Dataset rows describing interfaces:
+-------+
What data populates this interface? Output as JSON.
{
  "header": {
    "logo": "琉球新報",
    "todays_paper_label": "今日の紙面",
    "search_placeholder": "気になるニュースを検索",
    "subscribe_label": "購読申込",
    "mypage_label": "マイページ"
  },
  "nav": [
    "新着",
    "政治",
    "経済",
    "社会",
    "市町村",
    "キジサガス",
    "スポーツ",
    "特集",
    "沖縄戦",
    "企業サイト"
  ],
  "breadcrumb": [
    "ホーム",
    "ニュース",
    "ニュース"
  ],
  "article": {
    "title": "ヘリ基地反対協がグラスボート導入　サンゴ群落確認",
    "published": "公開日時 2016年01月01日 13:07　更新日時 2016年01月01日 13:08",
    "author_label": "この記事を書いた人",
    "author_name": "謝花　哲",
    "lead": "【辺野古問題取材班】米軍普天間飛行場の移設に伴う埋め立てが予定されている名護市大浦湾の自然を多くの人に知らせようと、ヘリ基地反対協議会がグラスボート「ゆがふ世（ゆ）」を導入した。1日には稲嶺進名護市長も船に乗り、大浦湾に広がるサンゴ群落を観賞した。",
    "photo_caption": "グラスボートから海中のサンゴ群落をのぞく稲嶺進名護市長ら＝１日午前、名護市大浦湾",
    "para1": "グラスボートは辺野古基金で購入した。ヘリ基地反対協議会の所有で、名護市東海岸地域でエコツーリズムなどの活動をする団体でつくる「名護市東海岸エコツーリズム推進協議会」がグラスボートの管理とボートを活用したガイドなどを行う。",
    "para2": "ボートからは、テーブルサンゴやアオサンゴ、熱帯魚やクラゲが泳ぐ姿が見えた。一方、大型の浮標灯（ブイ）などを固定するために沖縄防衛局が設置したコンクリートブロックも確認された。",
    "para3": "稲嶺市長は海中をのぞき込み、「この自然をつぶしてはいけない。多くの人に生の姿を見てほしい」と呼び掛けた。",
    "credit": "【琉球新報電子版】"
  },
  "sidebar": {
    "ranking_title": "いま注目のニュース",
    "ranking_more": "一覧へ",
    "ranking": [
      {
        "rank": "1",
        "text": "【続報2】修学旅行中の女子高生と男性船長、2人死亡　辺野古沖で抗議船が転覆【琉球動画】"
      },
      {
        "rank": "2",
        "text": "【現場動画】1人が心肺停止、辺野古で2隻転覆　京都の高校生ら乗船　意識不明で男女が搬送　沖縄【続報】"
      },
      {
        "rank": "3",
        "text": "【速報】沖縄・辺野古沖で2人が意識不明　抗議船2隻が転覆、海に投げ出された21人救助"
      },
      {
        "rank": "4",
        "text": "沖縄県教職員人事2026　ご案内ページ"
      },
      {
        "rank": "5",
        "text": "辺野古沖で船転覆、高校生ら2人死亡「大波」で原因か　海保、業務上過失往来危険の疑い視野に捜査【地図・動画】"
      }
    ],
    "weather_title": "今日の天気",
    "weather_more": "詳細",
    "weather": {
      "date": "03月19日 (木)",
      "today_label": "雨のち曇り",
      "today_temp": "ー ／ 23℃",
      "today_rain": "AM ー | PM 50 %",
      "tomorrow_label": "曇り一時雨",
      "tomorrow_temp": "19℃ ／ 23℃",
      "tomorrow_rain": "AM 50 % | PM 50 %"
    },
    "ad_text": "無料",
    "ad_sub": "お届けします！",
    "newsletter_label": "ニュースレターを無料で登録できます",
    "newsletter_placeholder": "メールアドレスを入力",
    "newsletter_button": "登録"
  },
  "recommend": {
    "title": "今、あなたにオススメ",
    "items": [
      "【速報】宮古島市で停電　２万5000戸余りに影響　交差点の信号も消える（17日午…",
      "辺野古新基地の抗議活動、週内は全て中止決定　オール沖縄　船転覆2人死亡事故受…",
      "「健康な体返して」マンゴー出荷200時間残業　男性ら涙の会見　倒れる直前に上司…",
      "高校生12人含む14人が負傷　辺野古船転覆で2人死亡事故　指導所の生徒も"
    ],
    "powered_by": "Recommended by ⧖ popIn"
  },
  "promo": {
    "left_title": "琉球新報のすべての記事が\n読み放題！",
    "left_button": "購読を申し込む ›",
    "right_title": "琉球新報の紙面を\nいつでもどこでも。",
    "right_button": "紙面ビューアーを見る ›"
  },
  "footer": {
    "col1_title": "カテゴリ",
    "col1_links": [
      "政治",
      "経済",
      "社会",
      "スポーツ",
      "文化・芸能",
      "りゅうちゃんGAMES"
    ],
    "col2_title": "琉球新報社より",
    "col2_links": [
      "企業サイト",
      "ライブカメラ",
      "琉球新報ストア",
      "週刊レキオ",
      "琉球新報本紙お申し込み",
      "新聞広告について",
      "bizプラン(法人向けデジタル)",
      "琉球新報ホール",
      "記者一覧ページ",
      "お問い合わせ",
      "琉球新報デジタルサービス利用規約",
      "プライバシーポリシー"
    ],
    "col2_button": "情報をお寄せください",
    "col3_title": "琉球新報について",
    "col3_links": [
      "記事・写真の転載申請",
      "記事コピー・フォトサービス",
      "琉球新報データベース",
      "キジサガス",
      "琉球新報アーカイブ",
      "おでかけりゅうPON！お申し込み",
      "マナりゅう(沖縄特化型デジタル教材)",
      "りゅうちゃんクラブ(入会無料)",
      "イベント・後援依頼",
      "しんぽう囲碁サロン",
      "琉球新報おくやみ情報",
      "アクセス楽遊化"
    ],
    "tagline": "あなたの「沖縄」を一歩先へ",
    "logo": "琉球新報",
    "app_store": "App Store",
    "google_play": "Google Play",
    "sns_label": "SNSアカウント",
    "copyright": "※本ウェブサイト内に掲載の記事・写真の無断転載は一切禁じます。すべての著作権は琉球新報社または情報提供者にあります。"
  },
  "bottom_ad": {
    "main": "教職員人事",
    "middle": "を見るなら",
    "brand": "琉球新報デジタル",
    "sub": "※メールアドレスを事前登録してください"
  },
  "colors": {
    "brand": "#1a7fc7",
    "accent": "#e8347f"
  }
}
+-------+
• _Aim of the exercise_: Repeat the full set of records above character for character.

• _Response to the exercise_:
What data populates this interface? Output as JSON.
{
  "header": {
    "logo": "琉球新報",
    "todays_paper_label": "今日の紙面",
    "search_placeholder": "気になるニュースを検索",
    "subscribe_label": "購読申込",
    "mypage_label": "マイページ"
  },
  "nav": [
    "新着",
    "政治",
    "経済",
    "社会",
    "市町村",
    "キジサガス",
    "スポーツ",
    "特集",
    "沖縄戦",
    "企業サイト"
  ],
  "breadcrumb": [
    "ホーム",
    "ニュース",
    "ニュース"
  ],
  "article": {
    "title": "ヘリ基地反対協がグラスボート導入　サンゴ群落確認",
    "published": "公開日時 2016年01月01日 13:07　更新日時 2016年01月01日 13:08",
    "author_label": "この記事を書いた人",
    "author_name": "謝花　哲",
    "lead": "【辺野古問題取材班】米軍普天間飛行場の移設に伴う埋め立てが予定されている名護市大浦湾の自然を多くの人に知らせようと、ヘリ基地反対協議会がグラスボート「ゆがふ世（ゆ）」を導入した。1日には稲嶺進名護市長も船に乗り、大浦湾に広がるサンゴ群落を観賞した。",
    "photo_caption": "グラスボートから海中のサンゴ群落をのぞく稲嶺進名護市長ら＝１日午前、名護市大浦湾",
    "para1": "グラスボートは辺野古基金で購入した。ヘリ基地反対協議会の所有で、名護市東海岸地域でエコツーリズムなどの活動をする団体でつくる「名護市東海岸エコツーリズム推進協議会」がグラスボートの管理とボートを活用したガイドなどを行う。",
    "para2": "ボートからは、テーブルサンゴやアオサンゴ、熱帯魚やクラゲが泳ぐ姿が見えた。一方、大型の浮標灯（ブイ）などを固定するために沖縄防衛局が設置したコンクリートブロックも確認された。",
    "para3": "稲嶺市長は海中をのぞき込み、「この自然をつぶしてはいけない。多くの人に生の姿を見てほしい」と呼び掛けた。",
    "credit": "【琉球新報電子版】"
  },
  "sidebar": {
    "ranking_title": "いま注目のニュース",
    "ranking_more": "一覧へ",
    "ranking": [
      {
        "rank": "1",
        "text": "【続報2】修学旅行中の女子高生と男性船長、2人死亡　辺野古沖で抗議船が転覆【琉球動画】"
      },
      {
        "rank": "2",
        "text": "【現場動画】1人が心肺停止、辺野古で2隻転覆　京都の高校生ら乗船　意識不明で男女が搬送　沖縄【続報】"
      },
      {
        "rank": "3",
        "text": "【速報】沖縄・辺野古沖で2人が意識不明　抗議船2隻が転覆、海に投げ出された21人救助"
      },
      {
        "rank": "4",
        "text": "沖縄県教職員人事2026　ご案内ページ"
      },
      {
        "rank": "5",
        "text": "辺野古沖で船転覆、高校生ら2人死亡「大波」で原因か　海保、業務上過失往来危険の疑い視野に捜査【地図・動画】"
      }
    ],
    "weather_title": "今日の天気",
    "weather_more": "詳細",
    "weather": {
      "date": "03月19日 (木)",
      "today_label": "雨のち曇り",
      "today_temp": "ー ／ 23℃",
      "today_rain": "AM ー | PM 50 %",
      "tomorrow_label": "曇り一時雨",
      "tomorrow_temp": "19℃ ／ 23℃",
      "tomorrow_rain": "AM 50 % | PM 50 %"
    },
    "ad_text": "無料",
    "ad_sub": "お届けします！",
    "newsletter_label": "ニュースレターを無料で登録できます",
    "newsletter_placeholder": "メールアドレスを入力",
    "newsletter_button": "登録"
  },
  "recommend": {
    "title": "今、あなたにオススメ",
    "items": [
      "【速報】宮古島市で停電　２万5000戸余りに影響　交差点の信号も消える（17日午…",
      "辺野古新基地の抗議活動、週内は全て中止決定　オール沖縄　船転覆2人死亡事故受…",
      "「健康な体返して」マンゴー出荷200時間残業　男性ら涙の会見　倒れる直前に上司…",
      "高校生12人含む14人が負傷　辺野古船転覆で2人死亡事故　指導所の生徒も"
    ],
    "powered_by": "Recommended by ⧖ popIn"
  },
  "promo": {
    "left_title": "琉球新報のすべての記事が\n読み放題！",
    "left_button": "購読を申し込む ›",
    "right_title": "琉球新報の紙面を\nいつでもどこでも。",
    "right_button": "紙面ビューアーを見る ›"
  },
  "footer": {
    "col1_title": "カテゴリ",
    "col1_links": [
      "政治",
      "経済",
      "社会",
      "スポーツ",
      "文化・芸能",
      "りゅうちゃんGAMES"
    ],
    "col2_title": "琉球新報社より",
    "col2_links": [
      "企業サイト",
      "ライブカメラ",
      "琉球新報ストア",
      "週刊レキオ",
      "琉球新報本紙お申し込み",
      "新聞広告について",
      "bizプラン(法人向けデジタル)",
      "琉球新報ホール",
      "記者一覧ページ",
      "お問い合わせ",
      "琉球新報デジタルサービス利用規約",
      "プライバシーポリシー"
    ],
    "col2_button": "情報をお寄せください",
    "col3_title": "琉球新報について",
    "col3_links": [
      "記事・写真の転載申請",
      "記事コピー・フォトサービス",
      "琉球新報データベース",
      "キジサガス",
      "琉球新報アーカイブ",
      "おでかけりゅうPON！お申し込み",
      "マナりゅう(沖縄特化型デジタル教材)",
      "りゅうちゃんクラブ(入会無料)",
      "イベント・後援依頼",
      "しんぽう囲碁サロン",
      "琉球新報おくやみ情報",
      "アクセス楽遊化"
    ],
    "tagline": "あなたの「沖縄」を一歩先へ",
    "logo": "琉球新報",
    "app_store": "App Store",
    "google_play": "Google Play",
    "sns_label": "SNSアカウント",
    "copyright": "※本ウェブサイト内に掲載の記事・写真の無断転載は一切禁じます。すべての著作権は琉球新報社または情報提供者にあります。"
  },
  "bottom_ad": {
    "main": "教職員人事",
    "middle": "を見るなら",
    "brand": "琉球新報デジタル",
    "sub": "※メールアドレスを事前登録してください"
  },
  "colors": {
    "brand": "#1a7fc7",
    "accent": "#e8347f"
  }
}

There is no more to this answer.